# [Goal of the exercise]
Set out each line from the following listing that includes the word "kind".

# [Given information]
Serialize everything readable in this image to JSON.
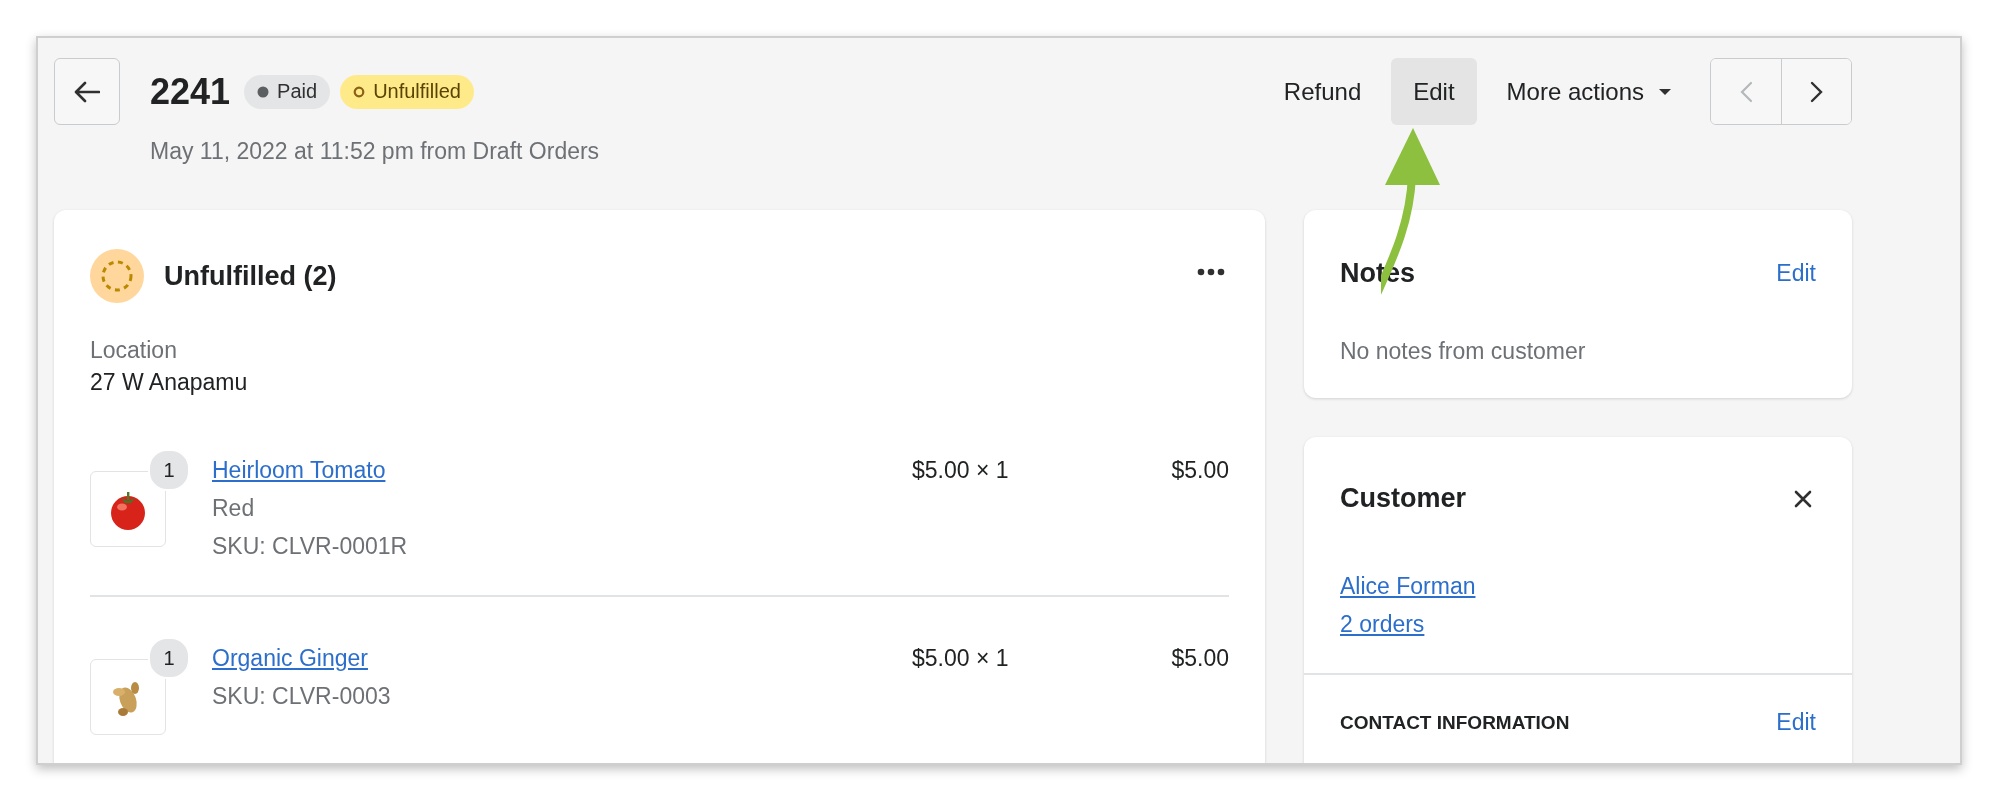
{
  "header": {
    "order_number": "2241",
    "badges": [
      {
        "label": "Paid",
        "kind": "payment"
      },
      {
        "label": "Unfulfilled",
        "kind": "fulfillment"
      }
    ],
    "subtitle": "May 11, 2022 at 11:52 pm from Draft Orders",
    "actions": [
      {
        "label": "Refund",
        "highlighted": false
      },
      {
        "label": "Edit",
        "highlighted": true
      }
    ],
    "more_actions": "More actions"
  },
  "fulfillment_card": {
    "title": "Unfulfilled (2)",
    "location_label": "Location",
    "location": "27 W Anapamu",
    "items": [
      {
        "quantity_badge": "1",
        "name": "Heirloom Tomato",
        "details": [
          "Red",
          "SKU: CLVR-0001R"
        ],
        "unit_price": "$5.00 × 1",
        "total": "$5.00",
        "kind": "tomato"
      },
      {
        "quantity_badge": "1",
        "name": "Organic Ginger",
        "details": [
          "SKU: CLVR-0003"
        ],
        "unit_price": "$5.00 × 1",
        "total": "$5.00",
        "kind": "ginger"
      }
    ]
  },
  "notes_card": {
    "title": "Notes",
    "action": "Edit",
    "text": "No notes from customer"
  },
  "customer_card": {
    "title": "Customer",
    "customer_name": "Alice Forman",
    "orders_link": "2 orders",
    "section_title": "CONTACT INFORMATION",
    "section_action": "Edit"
  }
}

# [Result of the exercise]
        "kind": "payment"
        "kind": "fulfillment"
        "kind": "tomato"
        "kind": "ginger"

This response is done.